I sure a lot of readers of this blog might be surprised to see these images, considering that most of my known work is abstract. I've kept a lot of this early work because it reminds me of where I've been and keeps me in touch with the great sense of discovery I had then and which still fuels me today.

These pieces were complete during my 5 year hiatus from college ('86-'91). I was still carrying on with traditional image-making that I started with in high school, mainly still-life and landscapes.
Still Life with Orange, 1987, pastel on paper, 25"x 19"

(Apologies for the angle, but the glare was too much to deal with otherwise)

Backyard Paradise, 1987, pastel on paper, 25" x 19"

This was done in the back yard of a friend's house in South Philly that I lived in at the time. There was nothing really special about the space, but the late afternoon light always grabbed me, so one day I stayed out there and worked.

Schyulkill River-South, 1987, pastel on paper, 19" x 25"

In high school, I was introduced to Impressionism, which heavily influenced how I functioned as a budding artist, right down to doing a lot of plein-air work. For a couple of years and especially during the spring/summer of '87, I made weekly trips from South Philadelphia to the banks of the Schyulkill River and did a lot of pastel works on the spot. I worked on the spot and finished the pieces where I was with no other work done later.

Kelly Drive Rock Tunnel, 1987, pastel on paper, 19" x 25"

More "time travel" tomorrow...

Sunday, April 18, 2010

In progress, pt. V

This is it for this painting. It's as resolved as it's going to be and I need to move on to other things. I've gone through highs, lows and a near meltdown with it near the end, but things seem to have worked out ok.

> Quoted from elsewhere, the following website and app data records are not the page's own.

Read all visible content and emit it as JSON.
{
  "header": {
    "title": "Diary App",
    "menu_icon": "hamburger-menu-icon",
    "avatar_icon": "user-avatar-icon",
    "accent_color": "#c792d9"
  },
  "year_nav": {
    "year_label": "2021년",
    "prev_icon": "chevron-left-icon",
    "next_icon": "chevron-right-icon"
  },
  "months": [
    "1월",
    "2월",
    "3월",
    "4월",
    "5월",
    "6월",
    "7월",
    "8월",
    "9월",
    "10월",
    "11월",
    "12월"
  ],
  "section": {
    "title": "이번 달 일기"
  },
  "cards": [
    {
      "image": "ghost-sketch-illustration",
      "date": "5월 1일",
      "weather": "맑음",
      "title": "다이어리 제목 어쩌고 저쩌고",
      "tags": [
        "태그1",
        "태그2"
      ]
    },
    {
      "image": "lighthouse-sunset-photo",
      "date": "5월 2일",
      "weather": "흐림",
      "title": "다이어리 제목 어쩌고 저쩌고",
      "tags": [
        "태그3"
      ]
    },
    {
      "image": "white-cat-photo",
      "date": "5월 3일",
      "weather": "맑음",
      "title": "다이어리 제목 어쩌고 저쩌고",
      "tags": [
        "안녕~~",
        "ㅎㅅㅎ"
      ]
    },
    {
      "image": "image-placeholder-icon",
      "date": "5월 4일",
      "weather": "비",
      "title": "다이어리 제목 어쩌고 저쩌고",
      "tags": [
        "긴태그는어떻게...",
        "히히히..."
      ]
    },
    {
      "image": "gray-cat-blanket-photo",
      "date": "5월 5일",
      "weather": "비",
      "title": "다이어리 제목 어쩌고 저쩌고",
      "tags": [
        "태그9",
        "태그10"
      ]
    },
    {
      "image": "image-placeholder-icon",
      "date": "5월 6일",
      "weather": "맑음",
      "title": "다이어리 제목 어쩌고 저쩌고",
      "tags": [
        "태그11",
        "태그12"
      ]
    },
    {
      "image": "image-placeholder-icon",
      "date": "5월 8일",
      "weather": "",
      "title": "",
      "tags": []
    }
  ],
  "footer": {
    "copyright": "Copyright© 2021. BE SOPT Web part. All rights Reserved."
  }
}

While it has been interesting documenting the development of this piece with each major change, the limitations of photography as a means of reproducing images of artwork became even more clear to me than in the past. Each time I looked through the camera's viewfinder or screen and back to the painting, I saw different works. Part of that might be the limits of my camera and lighting in the studio, as well as the camera's interpretation of certain colors. Some of the variations in color are nearly indistinguishable in the photograph, but in person they are much more easily detected.

I had as close to a perfect studio day yesterday as I could have. Besides, completing this painting, I was also able to begin work on some ideas that have been brewing for some time. As I told someone recently, by the time I've nearly finished on piece or body of work, my brain has already been working on other ideas. Whatever I'm working on is already in the past.

Update: This painting is now titled, Lagoon

Friday, April 16, 2010

R.E.M. - Losing My Religion (Video)

ainting continues on the large piece I've been posting photos of. Of course, there are times in the process where one would like to take a razor to what is being worked on, but one stops, takes a deep breath, looks at it, and goes home for the night.

"Losing My Religion", one of my favorite R.E.M. songs and videos, seemed an apt replacement for the razor...and a bit less destructive...

Tuesday, April 06, 2010

Who owns what?

I haven' t found the source for this, but there's some good 'owning' going on here. Click on the image for a larger, readable version.

Thursday, April 01, 2010

in progress, pt. IV

I'm beginning to like the painting again.